Saturday, 31 January 2015
Speaker: Dr. Leslie Bow, University of Wisconsin, Madison
Date: January 29, 2015
Tonight I had the wonderful opportunity to listen to a talk at UNC-Chapel Hill, sponsored by the Center for the Study of the American South in Graham Memorial Hall. Dr. Leslie Bow was introduced by her colleague in the UNC Department of English and Creative Literature, Dr. Jennifer Ho. Dr. Bow started her talk with two images of her Chinese grandfather and great grandfather who were both grocers in small southern towns, Greenville, Mississippi and Helena, Arkansas, respectively.
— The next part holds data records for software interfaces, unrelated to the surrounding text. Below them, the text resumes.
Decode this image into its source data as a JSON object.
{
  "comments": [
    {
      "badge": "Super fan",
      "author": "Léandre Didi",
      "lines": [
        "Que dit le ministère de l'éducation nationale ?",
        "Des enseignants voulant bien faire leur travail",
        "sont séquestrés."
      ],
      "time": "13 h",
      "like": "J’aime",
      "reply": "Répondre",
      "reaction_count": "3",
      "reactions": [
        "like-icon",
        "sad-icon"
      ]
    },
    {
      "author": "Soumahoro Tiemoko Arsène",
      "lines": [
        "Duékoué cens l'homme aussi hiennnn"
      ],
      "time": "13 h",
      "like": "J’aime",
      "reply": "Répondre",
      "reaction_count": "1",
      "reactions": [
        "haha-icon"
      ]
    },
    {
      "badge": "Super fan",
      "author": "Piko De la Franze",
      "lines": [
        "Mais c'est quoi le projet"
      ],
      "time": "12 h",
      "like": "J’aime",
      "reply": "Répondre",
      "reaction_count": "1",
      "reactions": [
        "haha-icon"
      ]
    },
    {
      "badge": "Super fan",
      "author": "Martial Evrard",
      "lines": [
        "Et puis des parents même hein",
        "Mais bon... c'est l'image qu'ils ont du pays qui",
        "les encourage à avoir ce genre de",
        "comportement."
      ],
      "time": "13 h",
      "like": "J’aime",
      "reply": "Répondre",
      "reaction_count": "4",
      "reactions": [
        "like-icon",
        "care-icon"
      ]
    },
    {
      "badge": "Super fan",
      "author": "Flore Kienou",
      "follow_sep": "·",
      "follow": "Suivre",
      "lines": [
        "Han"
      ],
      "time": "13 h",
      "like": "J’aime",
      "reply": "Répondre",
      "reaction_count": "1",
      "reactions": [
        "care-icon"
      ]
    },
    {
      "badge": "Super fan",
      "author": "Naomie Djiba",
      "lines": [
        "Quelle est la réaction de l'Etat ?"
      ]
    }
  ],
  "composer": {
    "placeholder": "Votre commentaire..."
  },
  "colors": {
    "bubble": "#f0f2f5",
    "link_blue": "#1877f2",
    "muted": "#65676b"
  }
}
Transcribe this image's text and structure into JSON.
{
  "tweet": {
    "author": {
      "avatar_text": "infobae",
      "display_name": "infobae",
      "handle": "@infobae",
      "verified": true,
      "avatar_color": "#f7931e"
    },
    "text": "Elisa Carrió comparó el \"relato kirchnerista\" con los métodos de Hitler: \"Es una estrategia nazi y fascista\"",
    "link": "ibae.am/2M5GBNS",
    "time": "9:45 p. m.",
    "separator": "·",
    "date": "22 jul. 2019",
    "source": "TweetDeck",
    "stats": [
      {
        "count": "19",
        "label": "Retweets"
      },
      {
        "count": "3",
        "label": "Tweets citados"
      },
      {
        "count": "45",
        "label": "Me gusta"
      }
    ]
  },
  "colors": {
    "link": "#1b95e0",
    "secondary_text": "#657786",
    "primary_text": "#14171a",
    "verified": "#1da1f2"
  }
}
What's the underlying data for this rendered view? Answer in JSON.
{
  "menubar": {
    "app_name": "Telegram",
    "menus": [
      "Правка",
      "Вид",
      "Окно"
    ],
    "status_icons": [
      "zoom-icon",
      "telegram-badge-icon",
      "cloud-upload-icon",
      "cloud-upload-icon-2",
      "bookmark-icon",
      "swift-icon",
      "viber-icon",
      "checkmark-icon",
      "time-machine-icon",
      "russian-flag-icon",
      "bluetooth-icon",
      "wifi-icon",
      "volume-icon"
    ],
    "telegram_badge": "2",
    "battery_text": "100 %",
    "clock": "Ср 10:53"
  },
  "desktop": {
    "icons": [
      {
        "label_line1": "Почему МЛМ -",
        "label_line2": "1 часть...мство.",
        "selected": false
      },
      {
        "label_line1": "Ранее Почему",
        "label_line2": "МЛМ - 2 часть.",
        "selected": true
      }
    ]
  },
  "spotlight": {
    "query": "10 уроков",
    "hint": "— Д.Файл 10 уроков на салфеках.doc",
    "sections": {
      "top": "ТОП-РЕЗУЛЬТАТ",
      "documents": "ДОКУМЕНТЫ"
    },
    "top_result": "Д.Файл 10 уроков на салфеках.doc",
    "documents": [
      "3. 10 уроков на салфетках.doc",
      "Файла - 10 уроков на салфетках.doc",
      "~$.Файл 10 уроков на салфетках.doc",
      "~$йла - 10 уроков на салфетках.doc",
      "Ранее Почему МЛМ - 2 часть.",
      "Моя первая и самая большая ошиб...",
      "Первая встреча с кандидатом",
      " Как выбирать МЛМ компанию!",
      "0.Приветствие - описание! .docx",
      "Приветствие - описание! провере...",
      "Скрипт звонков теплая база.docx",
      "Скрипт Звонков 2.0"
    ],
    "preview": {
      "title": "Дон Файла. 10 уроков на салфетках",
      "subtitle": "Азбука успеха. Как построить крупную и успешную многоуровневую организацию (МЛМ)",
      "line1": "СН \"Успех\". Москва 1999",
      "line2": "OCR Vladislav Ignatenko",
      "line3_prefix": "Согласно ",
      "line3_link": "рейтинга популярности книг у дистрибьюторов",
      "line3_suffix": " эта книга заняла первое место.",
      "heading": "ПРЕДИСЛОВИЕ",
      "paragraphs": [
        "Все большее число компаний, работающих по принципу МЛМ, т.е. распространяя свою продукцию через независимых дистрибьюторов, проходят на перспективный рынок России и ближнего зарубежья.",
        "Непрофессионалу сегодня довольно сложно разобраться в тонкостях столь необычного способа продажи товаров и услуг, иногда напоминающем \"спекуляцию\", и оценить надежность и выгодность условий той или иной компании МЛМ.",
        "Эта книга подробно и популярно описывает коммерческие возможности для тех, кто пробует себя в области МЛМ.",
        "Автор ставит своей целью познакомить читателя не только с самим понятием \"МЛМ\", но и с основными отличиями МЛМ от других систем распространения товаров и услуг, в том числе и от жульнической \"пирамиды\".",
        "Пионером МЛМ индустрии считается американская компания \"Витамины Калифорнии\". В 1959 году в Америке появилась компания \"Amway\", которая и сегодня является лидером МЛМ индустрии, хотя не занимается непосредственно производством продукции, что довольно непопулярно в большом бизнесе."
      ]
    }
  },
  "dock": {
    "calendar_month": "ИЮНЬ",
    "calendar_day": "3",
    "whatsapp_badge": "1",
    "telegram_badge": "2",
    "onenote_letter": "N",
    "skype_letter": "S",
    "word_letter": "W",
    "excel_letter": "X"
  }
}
Bow remembers a consistent refrain when her relatives discussed the racial components of their lives in the South, “whites treated us just fine and blacks didn’t give us any trouble”. She describes other incidents in the Jim Crow South, where Asians are allowed to sit in the front of the bus, and mark White on their driver’s license applications; generally benefiting from some aspects of white privilege but not being fully accepted by white society. In an allusion to the growing field of critical white studies where scholars debate how Italians or Irish folks became white, Asians are never mention because they only touched whiteness, they never became white. This observation is important because it explains why there is so much internal conflict and pathos contained in the anthropological, historical, and sociological writings on these subjects. How does a group of people define themselves in a society where neither of the boxes fit?
Bow used the subject of a 1998 documentary, Miss India Georgia, and the folklore of South Carolina governor Nikki Haley, to help the audience understand how in some ways, American acculturation has become a synonym for aspiring to whiteness. In addition to her family history, I think that Bow has found the South as a site for this type of inquiry to be most appropriate because it magnifies attitudes and behaviors around race that are experienced throughout the nation. Toward the end of the talk, Bow responded to questions about the lawsuit against the UNC Admissions office, contrasts between urban or western Asian experiences and Southern ones and how the relationship between Asians and African Americans is often missing from the archive. A recurring message throughout Bow’s talk was the duality of experience for most Asians in America. Even if there is a stereotype of neutrality or model minority, there is also a fear or anxiety connected to those feelings of admiration and respect. She also pointed out that most instances of racialization are bound in affect or emotional resonance, which can lead to violence or fetishism. To her, it can be seen as easily in the black male bodies of Ferguson and New York City as the Asian students who make up 50% of the school population at UCLA. In one quote by colonial historian, Dr. Homi Bhabha, the in-between space carries the burden of the meaning of culture, Bow demonstrates how her valuable analysis holds a critical mirror up to the whole notion of race in America.